- DATA FOR REVIEW:
========================
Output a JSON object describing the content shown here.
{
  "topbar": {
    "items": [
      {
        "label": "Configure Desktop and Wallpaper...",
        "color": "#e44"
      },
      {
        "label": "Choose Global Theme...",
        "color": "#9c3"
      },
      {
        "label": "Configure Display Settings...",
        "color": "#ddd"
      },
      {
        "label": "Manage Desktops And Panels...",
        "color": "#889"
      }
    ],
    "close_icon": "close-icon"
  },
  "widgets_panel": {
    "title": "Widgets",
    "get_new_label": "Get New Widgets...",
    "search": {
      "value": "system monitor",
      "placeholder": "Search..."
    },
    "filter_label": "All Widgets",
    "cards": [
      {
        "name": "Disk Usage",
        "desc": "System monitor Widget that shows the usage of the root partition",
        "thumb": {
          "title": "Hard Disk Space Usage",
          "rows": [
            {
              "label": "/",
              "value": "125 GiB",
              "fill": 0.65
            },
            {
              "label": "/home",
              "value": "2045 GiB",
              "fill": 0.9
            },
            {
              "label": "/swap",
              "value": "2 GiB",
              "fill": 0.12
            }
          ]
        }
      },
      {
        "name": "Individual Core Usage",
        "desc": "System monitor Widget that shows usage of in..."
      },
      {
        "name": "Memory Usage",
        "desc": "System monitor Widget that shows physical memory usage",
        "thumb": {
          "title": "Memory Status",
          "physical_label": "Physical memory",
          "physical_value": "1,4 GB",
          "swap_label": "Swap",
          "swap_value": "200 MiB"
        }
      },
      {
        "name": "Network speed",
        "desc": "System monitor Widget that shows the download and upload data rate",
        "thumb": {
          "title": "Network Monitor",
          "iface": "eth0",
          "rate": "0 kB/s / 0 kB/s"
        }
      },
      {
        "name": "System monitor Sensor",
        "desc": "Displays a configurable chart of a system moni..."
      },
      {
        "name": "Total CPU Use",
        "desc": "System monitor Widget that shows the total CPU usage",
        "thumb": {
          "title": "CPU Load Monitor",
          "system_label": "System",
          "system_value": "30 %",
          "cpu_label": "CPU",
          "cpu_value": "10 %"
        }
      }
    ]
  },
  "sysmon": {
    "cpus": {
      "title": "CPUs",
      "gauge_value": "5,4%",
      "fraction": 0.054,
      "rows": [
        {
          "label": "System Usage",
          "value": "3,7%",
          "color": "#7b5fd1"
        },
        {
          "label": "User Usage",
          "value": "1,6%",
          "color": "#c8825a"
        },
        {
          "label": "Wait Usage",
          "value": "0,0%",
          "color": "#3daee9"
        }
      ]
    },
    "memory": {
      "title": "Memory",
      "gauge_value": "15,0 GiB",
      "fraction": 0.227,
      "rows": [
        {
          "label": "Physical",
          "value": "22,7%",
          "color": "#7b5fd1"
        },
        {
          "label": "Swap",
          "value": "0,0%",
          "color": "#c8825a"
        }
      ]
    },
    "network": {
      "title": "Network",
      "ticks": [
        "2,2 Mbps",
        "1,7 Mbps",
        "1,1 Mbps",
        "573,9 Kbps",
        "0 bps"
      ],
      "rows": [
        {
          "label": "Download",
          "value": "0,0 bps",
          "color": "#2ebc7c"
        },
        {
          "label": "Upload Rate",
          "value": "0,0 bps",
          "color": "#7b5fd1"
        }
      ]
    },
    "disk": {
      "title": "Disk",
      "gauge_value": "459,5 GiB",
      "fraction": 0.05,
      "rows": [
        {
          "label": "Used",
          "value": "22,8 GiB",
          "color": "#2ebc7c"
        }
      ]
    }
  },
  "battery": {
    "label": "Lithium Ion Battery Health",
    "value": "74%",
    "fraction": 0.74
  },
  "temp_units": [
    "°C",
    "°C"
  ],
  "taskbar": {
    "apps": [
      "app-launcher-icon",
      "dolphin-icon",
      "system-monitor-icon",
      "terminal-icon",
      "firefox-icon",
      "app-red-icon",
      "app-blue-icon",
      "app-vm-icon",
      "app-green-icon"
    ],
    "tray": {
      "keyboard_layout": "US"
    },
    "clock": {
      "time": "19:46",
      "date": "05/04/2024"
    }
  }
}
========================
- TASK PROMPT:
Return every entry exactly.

- RESULT:
Output a JSON object describing the content shown here.
{
  "topbar": {
    "items": [
      {
        "label": "Configure Desktop and Wallpaper...",
        "color": "#e44"
      },
      {
        "label": "Choose Global Theme...",
        "color": "#9c3"
      },
      {
        "label": "Configure Display Settings...",
        "color": "#ddd"
      },
      {
        "label": "Manage Desktops And Panels...",
        "color": "#889"
      }
    ],
    "close_icon": "close-icon"
  },
  "widgets_panel": {
    "title": "Widgets",
    "get_new_label": "Get New Widgets...",
    "search": {
      "value": "system monitor",
      "placeholder": "Search..."
    },
    "filter_label": "All Widgets",
    "cards": [
      {
        "name": "Disk Usage",
        "desc": "System monitor Widget that shows the usage of the root partition",
        "thumb": {
          "title": "Hard Disk Space Usage",
          "rows": [
            {
              "label": "/",
              "value": "125 GiB",
              "fill": 0.65
            },
            {
              "label": "/home",
              "value": "2045 GiB",
              "fill": 0.9
            },
            {
              "label": "/swap",
              "value": "2 GiB",
              "fill": 0.12
            }
          ]
        }
      },
      {
        "name": "Individual Core Usage",
        "desc": "System monitor Widget that shows usage of in..."
      },
      {
        "name": "Memory Usage",
        "desc": "System monitor Widget that shows physical memory usage",
        "thumb": {
          "title": "Memory Status",
          "physical_label": "Physical memory",
          "physical_value": "1,4 GB",
          "swap_label": "Swap",
          "swap_value": "200 MiB"
        }
      },
      {
        "name": "Network speed",
        "desc": "System monitor Widget that shows the download and upload data rate",
        "thumb": {
          "title": "Network Monitor",
          "iface": "eth0",
          "rate": "0 kB/s / 0 kB/s"
        }
      },
      {
        "name": "System monitor Sensor",
        "desc": "Displays a configurable chart of a system moni..."
      },
      {
        "name": "Total CPU Use",
        "desc": "System monitor Widget that shows the total CPU usage",
        "thumb": {
          "title": "CPU Load Monitor",
          "system_label": "System",
          "system_value": "30 %",
          "cpu_label": "CPU",
          "cpu_value": "10 %"
        }
      }
    ]
  },
  "sysmon": {
    "cpus": {
      "title": "CPUs",
      "gauge_value": "5,4%",
      "fraction": 0.054,
      "rows": [
        {
          "label": "System Usage",
          "value": "3,7%",
          "color": "#7b5fd1"
        },
        {
          "label": "User Usage",
          "value": "1,6%",
          "color": "#c8825a"
        },
        {
          "label": "Wait Usage",
          "value": "0,0%",
          "color": "#3daee9"
        }
      ]
    },
    "memory": {
      "title": "Memory",
      "gauge_value": "15,0 GiB",
      "fraction": 0.227,
      "rows": [
        {
          "label": "Physical",
          "value": "22,7%",
          "color": "#7b5fd1"
        },
        {
          "label": "Swap",
          "value": "0,0%",
          "color": "#c8825a"
        }
      ]
    },
    "network": {
      "title": "Network",
      "ticks": [
        "2,2 Mbps",
        "1,7 Mbps",
        "1,1 Mbps",
        "573,9 Kbps",
        "0 bps"
      ],
      "rows": [
        {
          "label": "Download",
          "value": "0,0 bps",
          "color": "#2ebc7c"
        },
        {
          "label": "Upload Rate",
          "value": "0,0 bps",
          "color": "#7b5fd1"
        }
      ]
    },
    "disk": {
      "title": "Disk",
      "gauge_value": "459,5 GiB",
      "fraction": 0.05,
      "rows": [
        {
          "label": "Used",
          "value": "22,8 GiB",
          "color": "#2ebc7c"
        }
      ]
    }
  },
  "battery": {
    "label": "Lithium Ion Battery Health",
    "value": "74%",
    "fraction": 0.74
  },
  "temp_units": [
    "°C",
    "°C"
  ],
  "taskbar": {
    "apps": [
      "app-launcher-icon",
      "dolphin-icon",
      "system-monitor-icon",
      "terminal-icon",
      "firefox-icon",
      "app-red-icon",
      "app-blue-icon",
      "app-vm-icon",
      "app-green-icon"
    ],
    "tray": {
      "keyboard_layout": "US"
    },
    "clock": {
      "time": "19:46",
      "date": "05/04/2024"
    }
  }
}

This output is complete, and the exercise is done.